Here’s the story behind how I met one of the couples featured in the project
Photo: Alice & Jody © Kaylinn Gilstrap
The first time I met Alice and Jody was at a storytelling event in Atlanta. A girlfriend and I had both recently went through a breakup and we were helping keep each other's spirits up. We spotted a couple of empty seats at a table where two other women were sitting so we quickly headed over. We exchanged names and then Jody asked "How are you doing?". Having had a good day and feeling upbeat I responded "Great!". Everyone then turned to my companion. She was not in high spirits and was giving Eeyore a run for his money. She sighed deeply and said "Fine". Alice and Jody, noticing the gloom, started asking her what had her so down. I jumped in not wanting to start the evening outgoing further down that road with, "It's a man. Isn't it always a man!?". I still remember the edges of their lips slowly creeping up into a smile and Jody's chuckle, as Alice simply said "Not for us.".
We still laugh about our first meeting and my bull in the china shop introduction.
We all have an idea of how love should look. There I was that winter evening right in front of it and for a brief moment, I didn't recognize it. When we have set expectations or don't allow time to truly see others we're at risk of missing out on meaningful interactions and experiences. Luckily, Alice and Jody have kept me around (probably for comic relief) and I have witnessed time and again their love for each other and those around them. I was an honored guest at their wedding and years later they were able to keep my spirits up when I could say again "It's a man. Isn't it always a man!?".

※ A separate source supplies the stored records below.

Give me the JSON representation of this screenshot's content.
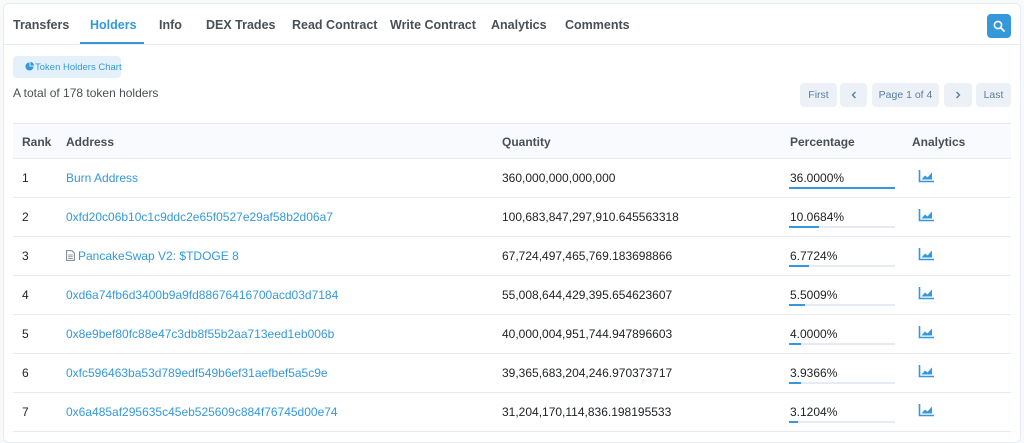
{
  "tabs": [
    {
      "label": "Transfers",
      "active": false
    },
    {
      "label": "Holders",
      "active": true
    },
    {
      "label": "Info",
      "active": false
    },
    {
      "label": "DEX Trades",
      "active": false
    },
    {
      "label": "Read Contract",
      "active": false
    },
    {
      "label": "Write Contract",
      "active": false
    },
    {
      "label": "Analytics",
      "active": false
    },
    {
      "label": "Comments",
      "active": false
    }
  ],
  "chart_button_label": "Token Holders Chart",
  "total_text": "A total of 178 token holders",
  "pagination": {
    "first": "First",
    "prev_icon": "chevron-left-icon",
    "page_info": "Page 1 of 4",
    "next_icon": "chevron-right-icon",
    "last": "Last"
  },
  "table": {
    "headers": [
      "Rank",
      "Address",
      "Quantity",
      "Percentage",
      "Analytics"
    ],
    "rows": [
      {
        "rank": "1",
        "address": "Burn Address",
        "contract": false,
        "quantity": "360,000,000,000,000",
        "percentage": "36.0000%",
        "pct_value": 36.0
      },
      {
        "rank": "2",
        "address": "0xfd20c06b10c1c9ddc2e65f0527e29af58b2d06a7",
        "contract": false,
        "quantity": "100,683,847,297,910.645563318",
        "percentage": "10.0684%",
        "pct_value": 10.0684
      },
      {
        "rank": "3",
        "address": "PancakeSwap V2: $TDOGE 8",
        "contract": true,
        "quantity": "67,724,497,465,769.183698866",
        "percentage": "6.7724%",
        "pct_value": 6.7724
      },
      {
        "rank": "4",
        "address": "0xd6a74fb6d3400b9a9fd88676416700acd03d7184",
        "contract": false,
        "quantity": "55,008,644,429,395.654623607",
        "percentage": "5.5009%",
        "pct_value": 5.5009
      },
      {
        "rank": "5",
        "address": "0x8e9bef80fc88e47c3db8f55b2aa713eed1eb006b",
        "contract": false,
        "quantity": "40,000,004,951,744.947896603",
        "percentage": "4.0000%",
        "pct_value": 4.0
      },
      {
        "rank": "6",
        "address": "0xfc596463ba53d789edf549b6ef31aefbef5a5c9e",
        "contract": false,
        "quantity": "39,365,683,204,246.970373717",
        "percentage": "3.9366%",
        "pct_value": 3.9366
      },
      {
        "rank": "7",
        "address": "0x6a485af295635c45eb525609c884f76745d00e74",
        "contract": false,
        "quantity": "31,204,170,114,836.198195533",
        "percentage": "3.1204%",
        "pct_value": 3.1204
      }
    ]
  },
  "colors": {
    "accent": "#3498db",
    "border": "#e7eaf3",
    "header_bg": "#f8fafd"
  },
  "icons": {
    "search": "search-icon",
    "chart": "pie-chart-icon",
    "analytics": "area-chart-icon",
    "contract": "file-icon"
  }
}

I photographed Alice & Jody for my Odd Couples project. Alice identifies as a beatnik and Jody is an Episcopalian priest.